The Central Board of Direct Taxes (CBDT) has notified amendments in Rule 11UA of Income Tax Rules, 1962, retaining the draft made public in May. Also, it separately introduced a mechanism for arriving at the fair market value of CCPS for investments from residents as well as non-resident.

Mayank Singh, Co-founder of Campus 365, said the finance ministry’s role in introducing and amending angel tax policies has influenced investor confidence, ease of doing business and the growth of start-ups in India. Impact of new valuation methods has enhanced precision, risk assessment and tailored valuations, improving financial analysis and investment decisions.

“The introduction of these valuation methods has significantly impacted financial analysis and investment decision-making. These methods have improved precision, allowed for better risk assessment and made valuations more tailored to specific industries and asset classes, ultimately contributing to more informed investment strategies and decisions,” he said.

‘Much-needed relief’

According to Gaurav VK Singhvi, Co-Founder of We Founder Circle, these policy changes are significant as it provides much-needed relief by reducing the tax burden for both start-ups and investors. Moreover, “it streamlines the taxation process, fostering a more favorable environment for investment and innovation,” he said.

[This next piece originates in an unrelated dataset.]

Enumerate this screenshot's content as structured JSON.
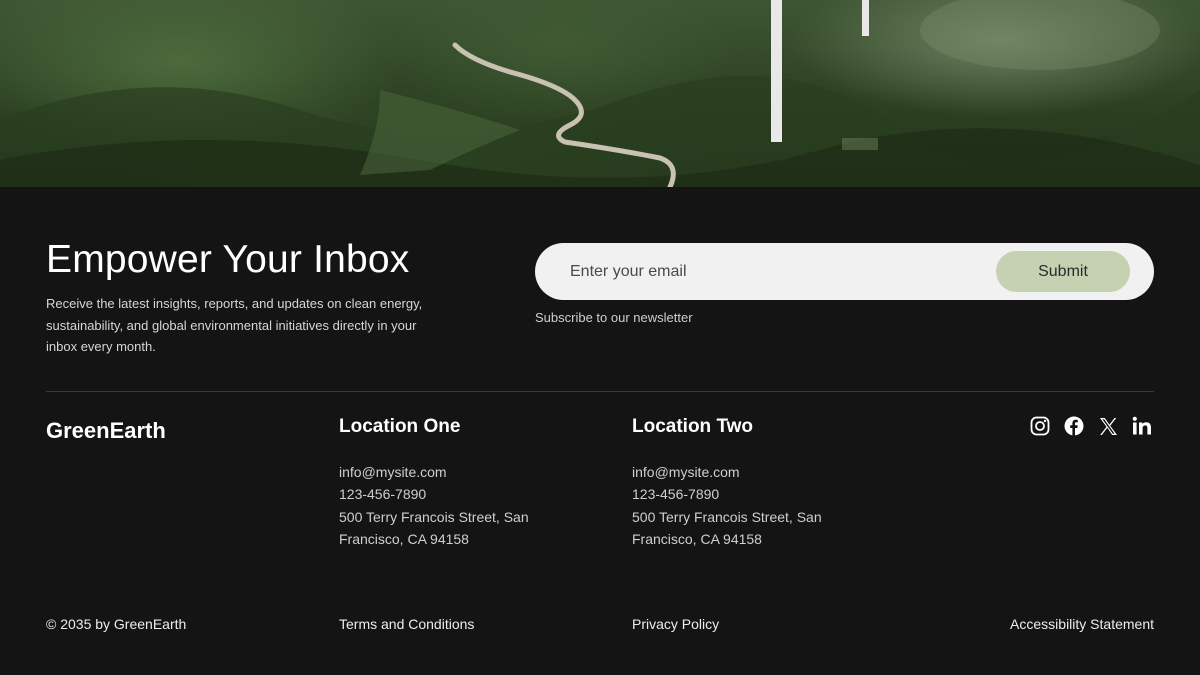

Tax consultants feel that new notification will bring a lot a clarity in tax mechanism. Amit Agarwal, Partner, Nangia and Co LLP, said the amendments bring positive changes by offering taxpayers multiple valuation methods, simplifying the valuation date consideration, incentivising venture capital investments, facilitating investments from notified entities, providing clarity on compulsorily convertible preference shares, and encouraging foreign investments.

“The inclusion of a tolerance threshold for minor valuation discrepancies further enhances efficiency and fairness in tax assessments, ultimately benefiting both taxpayers and the government,” he said.

Subramaniam Krishnan, Partner, Private Equity Tax, EY India said that the introduction of five alternative valuation methods for the valuation of equity shares, which hitherto could only be valued based on NAV and discounted free cash flow methods, should provide more flexibility to merchant bankers for the valuation of a company.

“The extension of the valuation methods, the 10 per cent safe harbor, comparable transaction-based pricing, etc, to compulsorily convertible preference shares provides the desired flexibility given that a substantial number of transactions in Indian companies are structured in the form of investments in such convertible instruments,” he said.

According to Atul Puri, Managing Partner and with SW India, the amended rule will bring in more clarity for both investor and investee about which valuation method can be adopted, thereby, reducing the chances of any future litigation and addressing illegitimate or non-genuine transactions while promoting investments in eligible start-ups.

Anil Talreja, Partner, Deloitte India, hopes that the investors will now get a push to consummate their investment in Indian companies. “One issue that needs to be seen is whether these announcements can be regarded as clarificatory in nature and hence retrospective in interpretation or whether these would be applicable from immediate effect as per the plain reading of the notification,” he said.